“We came up with six different ways to make bio-based acrylonitrile,” said Beckham. He, Karp, senior research engineer Derek Vardon, principal scientist Bob Baldwin and associate laboratory director for bioenergy science and technology Adam Bratis, wrote the proposal that secured the DOE funding. As a side benefit, the NREL-led Renewable Carbon Fiber Consortium was created. Three of six methods were tested, including a new catalytic process the team developed called nitrilation.

This process, described in the journal “Science” in 2018, produced a 98-percent yield of ACN. The yield from the petroleum-based method ranges from 80 to 83 percent.

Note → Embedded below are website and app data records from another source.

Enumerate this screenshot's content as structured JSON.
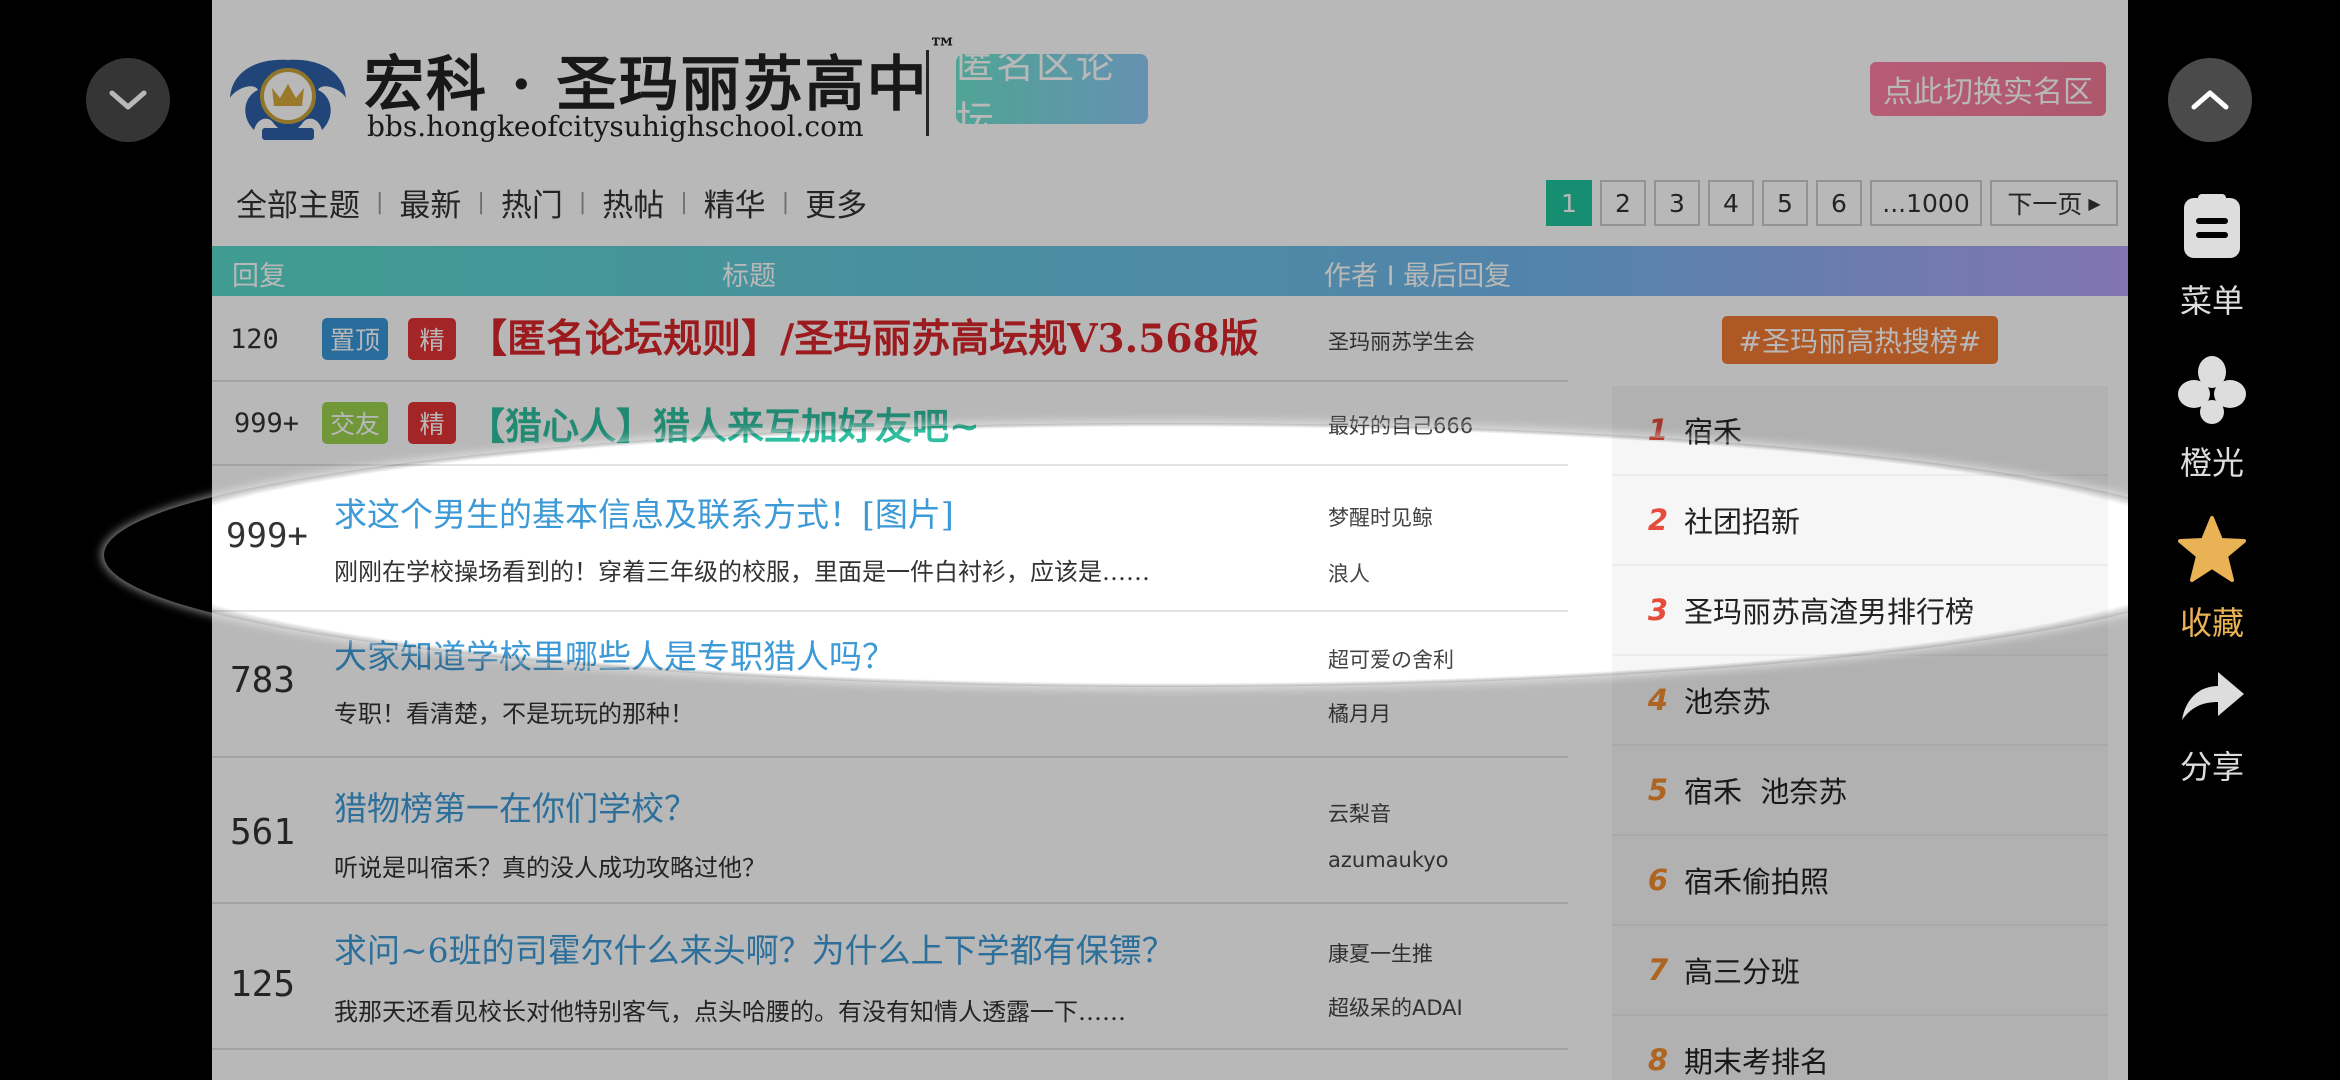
{
  "header": {
    "site_title": "宏科 · 圣玛丽苏高中",
    "tm": "™",
    "site_url": "bbs.hongkeofcitysuhighschool.com",
    "anon_badge": "匿名区论坛",
    "switch_button": "点此切换实名区"
  },
  "nav": {
    "items": [
      "全部主题",
      "最新",
      "热门",
      "热帖",
      "精华",
      "更多"
    ]
  },
  "pagination": {
    "pages": [
      "1",
      "2",
      "3",
      "4",
      "5",
      "6",
      "...1000"
    ],
    "next": "下一页",
    "active": "1"
  },
  "table_header": {
    "replies": "回复",
    "title": "标题",
    "author": "作者 I 最后回复"
  },
  "threads": [
    {
      "count": "120",
      "tags": [
        "置顶",
        "精"
      ],
      "title": "【匿名论坛规则】/圣玛丽苏高坛规V3.568版",
      "author": "圣玛丽苏学生会"
    },
    {
      "count": "999+",
      "tags": [
        "交友",
        "精"
      ],
      "title": "【猎心人】猎人来互加好友吧~",
      "author": "最好的自己666"
    },
    {
      "count": "999+",
      "title": "求这个男生的基本信息及联系方式！[图片]",
      "excerpt": "刚刚在学校操场看到的！穿着三年级的校服，里面是一件白衬衫，应该是……",
      "author": "梦醒时见鲸",
      "last_reply": "浪人"
    },
    {
      "count": "783",
      "title": "大家知道学校里哪些人是专职猎人吗？",
      "excerpt": "专职！看清楚，不是玩玩的那种！",
      "author": "超可爱の舍利",
      "last_reply": "橘月月"
    },
    {
      "count": "561",
      "title": "猎物榜第一在你们学校？",
      "excerpt": "听说是叫宿禾？真的没人成功攻略过他？",
      "author": "云梨音",
      "last_reply": "azumaukyo"
    },
    {
      "count": "125",
      "title": "求问~6班的司霍尔什么来头啊？为什么上下学都有保镖？",
      "excerpt": "我那天还看见校长对他特别客气，点头哈腰的。有没有知情人透露一下……",
      "author": "康夏一生推",
      "last_reply": "超级呆的ADAI"
    }
  ],
  "hot_search": {
    "title": "#圣玛丽高热搜榜#",
    "items": [
      {
        "rank": "1",
        "text": "宿禾"
      },
      {
        "rank": "2",
        "text": "社团招新"
      },
      {
        "rank": "3",
        "text": "圣玛丽苏高渣男排行榜"
      },
      {
        "rank": "4",
        "text": "池奈苏"
      },
      {
        "rank": "5",
        "text": "宿禾  池奈苏"
      },
      {
        "rank": "6",
        "text": "宿禾偷拍照"
      },
      {
        "rank": "7",
        "text": "高三分班"
      },
      {
        "rank": "8",
        "text": "期末考排名"
      }
    ]
  },
  "side_menu": {
    "menu": "菜单",
    "orange": "橙光",
    "favorite": "收藏",
    "share": "分享"
  },
  "colors": {
    "accent_teal": "#20c59f",
    "pin_tag": "#3a98d8",
    "jing_tag": "#e23435",
    "friend_tag": "#9bd14e",
    "thread_title": "#3d9ad6",
    "hot_tag": "#f27a34",
    "rank_top": "#e54c3c",
    "rank_other": "#f08c2e",
    "favorite": "#e9b254"
  }
}
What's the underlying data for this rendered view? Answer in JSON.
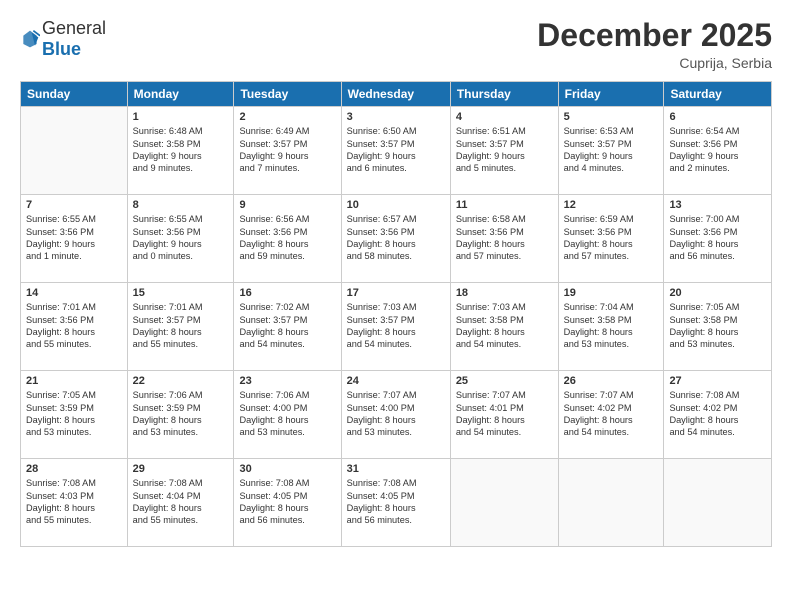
{
  "header": {
    "logo_general": "General",
    "logo_blue": "Blue",
    "month_year": "December 2025",
    "location": "Cuprija, Serbia"
  },
  "days_of_week": [
    "Sunday",
    "Monday",
    "Tuesday",
    "Wednesday",
    "Thursday",
    "Friday",
    "Saturday"
  ],
  "weeks": [
    [
      {
        "day": "",
        "info": ""
      },
      {
        "day": "1",
        "info": "Sunrise: 6:48 AM\nSunset: 3:58 PM\nDaylight: 9 hours\nand 9 minutes."
      },
      {
        "day": "2",
        "info": "Sunrise: 6:49 AM\nSunset: 3:57 PM\nDaylight: 9 hours\nand 7 minutes."
      },
      {
        "day": "3",
        "info": "Sunrise: 6:50 AM\nSunset: 3:57 PM\nDaylight: 9 hours\nand 6 minutes."
      },
      {
        "day": "4",
        "info": "Sunrise: 6:51 AM\nSunset: 3:57 PM\nDaylight: 9 hours\nand 5 minutes."
      },
      {
        "day": "5",
        "info": "Sunrise: 6:53 AM\nSunset: 3:57 PM\nDaylight: 9 hours\nand 4 minutes."
      },
      {
        "day": "6",
        "info": "Sunrise: 6:54 AM\nSunset: 3:56 PM\nDaylight: 9 hours\nand 2 minutes."
      }
    ],
    [
      {
        "day": "7",
        "info": "Sunrise: 6:55 AM\nSunset: 3:56 PM\nDaylight: 9 hours\nand 1 minute."
      },
      {
        "day": "8",
        "info": "Sunrise: 6:55 AM\nSunset: 3:56 PM\nDaylight: 9 hours\nand 0 minutes."
      },
      {
        "day": "9",
        "info": "Sunrise: 6:56 AM\nSunset: 3:56 PM\nDaylight: 8 hours\nand 59 minutes."
      },
      {
        "day": "10",
        "info": "Sunrise: 6:57 AM\nSunset: 3:56 PM\nDaylight: 8 hours\nand 58 minutes."
      },
      {
        "day": "11",
        "info": "Sunrise: 6:58 AM\nSunset: 3:56 PM\nDaylight: 8 hours\nand 57 minutes."
      },
      {
        "day": "12",
        "info": "Sunrise: 6:59 AM\nSunset: 3:56 PM\nDaylight: 8 hours\nand 57 minutes."
      },
      {
        "day": "13",
        "info": "Sunrise: 7:00 AM\nSunset: 3:56 PM\nDaylight: 8 hours\nand 56 minutes."
      }
    ],
    [
      {
        "day": "14",
        "info": "Sunrise: 7:01 AM\nSunset: 3:56 PM\nDaylight: 8 hours\nand 55 minutes."
      },
      {
        "day": "15",
        "info": "Sunrise: 7:01 AM\nSunset: 3:57 PM\nDaylight: 8 hours\nand 55 minutes."
      },
      {
        "day": "16",
        "info": "Sunrise: 7:02 AM\nSunset: 3:57 PM\nDaylight: 8 hours\nand 54 minutes."
      },
      {
        "day": "17",
        "info": "Sunrise: 7:03 AM\nSunset: 3:57 PM\nDaylight: 8 hours\nand 54 minutes."
      },
      {
        "day": "18",
        "info": "Sunrise: 7:03 AM\nSunset: 3:58 PM\nDaylight: 8 hours\nand 54 minutes."
      },
      {
        "day": "19",
        "info": "Sunrise: 7:04 AM\nSunset: 3:58 PM\nDaylight: 8 hours\nand 53 minutes."
      },
      {
        "day": "20",
        "info": "Sunrise: 7:05 AM\nSunset: 3:58 PM\nDaylight: 8 hours\nand 53 minutes."
      }
    ],
    [
      {
        "day": "21",
        "info": "Sunrise: 7:05 AM\nSunset: 3:59 PM\nDaylight: 8 hours\nand 53 minutes."
      },
      {
        "day": "22",
        "info": "Sunrise: 7:06 AM\nSunset: 3:59 PM\nDaylight: 8 hours\nand 53 minutes."
      },
      {
        "day": "23",
        "info": "Sunrise: 7:06 AM\nSunset: 4:00 PM\nDaylight: 8 hours\nand 53 minutes."
      },
      {
        "day": "24",
        "info": "Sunrise: 7:07 AM\nSunset: 4:00 PM\nDaylight: 8 hours\nand 53 minutes."
      },
      {
        "day": "25",
        "info": "Sunrise: 7:07 AM\nSunset: 4:01 PM\nDaylight: 8 hours\nand 54 minutes."
      },
      {
        "day": "26",
        "info": "Sunrise: 7:07 AM\nSunset: 4:02 PM\nDaylight: 8 hours\nand 54 minutes."
      },
      {
        "day": "27",
        "info": "Sunrise: 7:08 AM\nSunset: 4:02 PM\nDaylight: 8 hours\nand 54 minutes."
      }
    ],
    [
      {
        "day": "28",
        "info": "Sunrise: 7:08 AM\nSunset: 4:03 PM\nDaylight: 8 hours\nand 55 minutes."
      },
      {
        "day": "29",
        "info": "Sunrise: 7:08 AM\nSunset: 4:04 PM\nDaylight: 8 hours\nand 55 minutes."
      },
      {
        "day": "30",
        "info": "Sunrise: 7:08 AM\nSunset: 4:05 PM\nDaylight: 8 hours\nand 56 minutes."
      },
      {
        "day": "31",
        "info": "Sunrise: 7:08 AM\nSunset: 4:05 PM\nDaylight: 8 hours\nand 56 minutes."
      },
      {
        "day": "",
        "info": ""
      },
      {
        "day": "",
        "info": ""
      },
      {
        "day": "",
        "info": ""
      }
    ]
  ]
}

Different feedstocks are used in nitrilation. During the first phase, it was corn stover, which is the stalks and leaves left after harvest. The sugars in this biomass are converted by a microorganism into 3-hydroxypropionic acid (3-HP), which in subsequent steps is transformed into acrylonitrile.

“This is a genetically modified strain because the microorganisms that we were using for the 3-HP production, they don’t naturally produce it,” said Sànchez i Nogué, who oversaw the biological component of the research.

For the second phase, the global company Cargill Incorporated will produce larger volumes. “They have an industrial strain that can produce 3-HP with much higher efficiency than we have in-house,” she said.

As members of the Renewable Carbon Fiber Consortium, Cargill and other companies will play vital roles in furthering the research. A West Virginia nonprofit research institute, MATRIC, will convert Cargill’s 3-HP into ACN. Then a Portuguese company will produce the carbon fiber and hand it off to the Ford Motor Company. Ford will fashion the carbon fiber into parts and compare the biomass-derived versions against those made through the traditional process.

“I’m just so excited to see this start being applied out in the real world, beyond here, just to see it go somewhere beyond a paper,” Karp said.


Authored by Mark Jaffe